Patterns of LPT output integration in the central brain

A. Number of target cells vs. number of their LPT inputs for the central neurons considered in this analysis (based on Hemibrain connectivity). B. Pairwise “collaboration matrix” where each entry represents all the LPT-target neurons that receive inputs from the LPT neuron indicated in the row and the LPT neuron in that column. The matrix is asymmetric since the value of each entry is the total connection weight from the LPT neuron in the row. C. The eigen spectrum of the Laplacian matrix constructed from the pairwise collaboration matrix, showing a gap after the 5th largest eigenvalue. This was used to select the number of clusters (=5) for the spectral clustering in C. D. The pairwise collaboration matrix re-ordered based on spectral clustering. There are 5 clusters within the connected graph. E. Synapse distributions and the relevant neuropils capturing the majority of synapses for each cluster in the central brain. The synapses shown are restricted to those between LPT neurons and their targets (i.e. those in the collaboration matrix).

Supplementary File 1: Table of reconstructed LPTs, with R-L matches, and correspondences to matched neurons in FlyWire and Hemibrain.

Supplementary File 2: Gallery of all the right-side LPTs reconstructed in FAFB.

Supplementary File 3: Gallery of all right-side LPTs reconstructed in FAFB and all matched left-side LPTs from FlyWire.

Supplementary File 4: Gallery of LPT neurons overlayed with putative Hemibrain matches. The LPT neurons reconstructed in FAFB are shown in red, and the matched Hemibrain neurons are shown in black (56 right side matches, note that LPT51 is matched to 2 Hemibrain neurons, and 17 left side matches).

Supplementary File 5: Gallery of LPT-target neurons from Hemibrain, combined with estimated optic flow sensitivity. Blue arrows indicate the PMPM contribution of inhibitory LPTs, while red arrows represent excitatory LPTs contributions.

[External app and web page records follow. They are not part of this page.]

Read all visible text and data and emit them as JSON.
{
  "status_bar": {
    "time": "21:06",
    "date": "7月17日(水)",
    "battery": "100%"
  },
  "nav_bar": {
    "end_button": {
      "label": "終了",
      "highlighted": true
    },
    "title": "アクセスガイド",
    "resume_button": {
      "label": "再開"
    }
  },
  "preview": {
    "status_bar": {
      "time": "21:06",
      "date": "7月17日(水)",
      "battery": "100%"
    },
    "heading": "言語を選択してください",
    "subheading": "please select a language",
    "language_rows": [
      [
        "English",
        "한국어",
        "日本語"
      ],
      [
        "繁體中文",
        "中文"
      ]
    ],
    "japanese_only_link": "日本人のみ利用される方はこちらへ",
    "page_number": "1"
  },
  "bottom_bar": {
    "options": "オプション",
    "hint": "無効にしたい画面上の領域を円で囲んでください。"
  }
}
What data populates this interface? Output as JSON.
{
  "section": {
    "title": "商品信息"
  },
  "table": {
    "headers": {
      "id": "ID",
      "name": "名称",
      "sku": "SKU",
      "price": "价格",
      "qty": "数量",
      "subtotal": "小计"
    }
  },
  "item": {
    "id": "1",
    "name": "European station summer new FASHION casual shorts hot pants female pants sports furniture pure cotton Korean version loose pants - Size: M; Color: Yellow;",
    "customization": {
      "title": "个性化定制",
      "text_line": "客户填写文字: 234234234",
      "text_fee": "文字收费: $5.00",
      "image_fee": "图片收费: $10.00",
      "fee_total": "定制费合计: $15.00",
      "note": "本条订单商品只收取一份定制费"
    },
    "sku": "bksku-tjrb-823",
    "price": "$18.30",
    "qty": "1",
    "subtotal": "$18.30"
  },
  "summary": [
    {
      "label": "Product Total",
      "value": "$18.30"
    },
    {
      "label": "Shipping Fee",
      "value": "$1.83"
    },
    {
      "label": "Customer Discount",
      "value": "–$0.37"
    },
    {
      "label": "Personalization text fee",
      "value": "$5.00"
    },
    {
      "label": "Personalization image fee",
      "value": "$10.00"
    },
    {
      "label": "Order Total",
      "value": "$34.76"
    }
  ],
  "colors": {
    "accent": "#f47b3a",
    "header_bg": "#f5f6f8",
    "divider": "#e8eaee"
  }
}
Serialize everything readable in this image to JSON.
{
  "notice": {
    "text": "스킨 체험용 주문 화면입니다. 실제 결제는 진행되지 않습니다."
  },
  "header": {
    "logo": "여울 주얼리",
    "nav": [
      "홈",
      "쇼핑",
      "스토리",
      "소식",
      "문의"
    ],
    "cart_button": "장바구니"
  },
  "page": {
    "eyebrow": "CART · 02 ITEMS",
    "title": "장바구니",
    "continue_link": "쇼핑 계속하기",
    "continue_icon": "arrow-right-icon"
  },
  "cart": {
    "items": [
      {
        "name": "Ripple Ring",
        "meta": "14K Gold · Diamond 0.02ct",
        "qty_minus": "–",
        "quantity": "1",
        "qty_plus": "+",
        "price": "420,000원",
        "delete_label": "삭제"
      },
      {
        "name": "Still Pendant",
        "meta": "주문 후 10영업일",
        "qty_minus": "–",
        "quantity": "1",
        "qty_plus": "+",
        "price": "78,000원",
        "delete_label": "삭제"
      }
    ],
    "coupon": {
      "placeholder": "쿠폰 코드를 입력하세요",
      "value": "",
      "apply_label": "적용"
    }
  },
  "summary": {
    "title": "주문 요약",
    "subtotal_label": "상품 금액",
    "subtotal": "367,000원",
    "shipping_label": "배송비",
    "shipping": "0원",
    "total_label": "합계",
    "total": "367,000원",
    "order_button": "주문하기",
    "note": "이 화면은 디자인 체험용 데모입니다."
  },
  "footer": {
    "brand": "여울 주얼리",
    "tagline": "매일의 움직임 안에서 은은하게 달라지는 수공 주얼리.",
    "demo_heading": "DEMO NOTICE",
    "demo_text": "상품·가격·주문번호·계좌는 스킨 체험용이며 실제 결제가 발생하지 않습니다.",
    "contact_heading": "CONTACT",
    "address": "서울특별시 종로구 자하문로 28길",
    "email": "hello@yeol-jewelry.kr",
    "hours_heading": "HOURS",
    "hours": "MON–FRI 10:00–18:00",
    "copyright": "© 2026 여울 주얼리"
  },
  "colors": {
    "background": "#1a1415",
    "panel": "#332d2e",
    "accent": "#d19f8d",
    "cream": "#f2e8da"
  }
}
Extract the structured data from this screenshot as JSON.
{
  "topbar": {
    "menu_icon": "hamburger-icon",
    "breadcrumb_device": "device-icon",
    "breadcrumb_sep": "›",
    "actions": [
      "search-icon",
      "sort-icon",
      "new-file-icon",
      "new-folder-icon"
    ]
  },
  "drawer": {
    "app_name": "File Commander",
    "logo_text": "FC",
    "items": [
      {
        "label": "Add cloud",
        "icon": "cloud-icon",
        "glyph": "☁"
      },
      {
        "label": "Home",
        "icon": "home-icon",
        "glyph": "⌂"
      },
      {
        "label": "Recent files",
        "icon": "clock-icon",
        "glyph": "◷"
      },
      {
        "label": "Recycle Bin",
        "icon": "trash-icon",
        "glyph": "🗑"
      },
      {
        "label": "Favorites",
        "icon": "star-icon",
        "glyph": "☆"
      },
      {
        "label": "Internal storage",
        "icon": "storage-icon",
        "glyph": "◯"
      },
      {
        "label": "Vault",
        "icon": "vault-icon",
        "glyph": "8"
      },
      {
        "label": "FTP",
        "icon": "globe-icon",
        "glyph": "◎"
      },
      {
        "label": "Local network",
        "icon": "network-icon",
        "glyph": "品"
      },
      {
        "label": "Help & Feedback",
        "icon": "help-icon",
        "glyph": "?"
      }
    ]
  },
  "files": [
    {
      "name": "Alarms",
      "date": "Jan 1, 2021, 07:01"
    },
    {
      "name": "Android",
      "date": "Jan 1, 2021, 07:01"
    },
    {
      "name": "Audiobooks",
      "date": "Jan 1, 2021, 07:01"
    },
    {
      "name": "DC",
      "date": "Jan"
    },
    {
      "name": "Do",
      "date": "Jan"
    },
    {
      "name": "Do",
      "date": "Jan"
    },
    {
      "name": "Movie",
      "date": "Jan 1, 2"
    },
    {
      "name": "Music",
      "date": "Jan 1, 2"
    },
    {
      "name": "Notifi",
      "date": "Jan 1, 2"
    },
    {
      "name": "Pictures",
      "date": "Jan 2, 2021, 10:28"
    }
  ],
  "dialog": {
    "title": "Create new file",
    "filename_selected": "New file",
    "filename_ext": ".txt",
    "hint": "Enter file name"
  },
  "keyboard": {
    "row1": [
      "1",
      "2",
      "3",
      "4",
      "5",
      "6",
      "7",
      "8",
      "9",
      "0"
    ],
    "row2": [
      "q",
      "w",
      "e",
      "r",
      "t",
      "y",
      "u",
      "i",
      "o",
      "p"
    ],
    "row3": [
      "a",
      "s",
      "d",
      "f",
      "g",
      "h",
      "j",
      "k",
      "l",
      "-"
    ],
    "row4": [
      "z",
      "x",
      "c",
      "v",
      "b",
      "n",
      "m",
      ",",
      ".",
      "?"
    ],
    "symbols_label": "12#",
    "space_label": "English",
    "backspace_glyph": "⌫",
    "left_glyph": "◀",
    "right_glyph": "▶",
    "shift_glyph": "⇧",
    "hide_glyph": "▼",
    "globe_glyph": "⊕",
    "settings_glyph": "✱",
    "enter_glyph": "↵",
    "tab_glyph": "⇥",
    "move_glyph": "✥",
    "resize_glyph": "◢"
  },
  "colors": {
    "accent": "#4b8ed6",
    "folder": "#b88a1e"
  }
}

Supplemental File 6: Table of FlyWire LPT neuron proofreading contributions.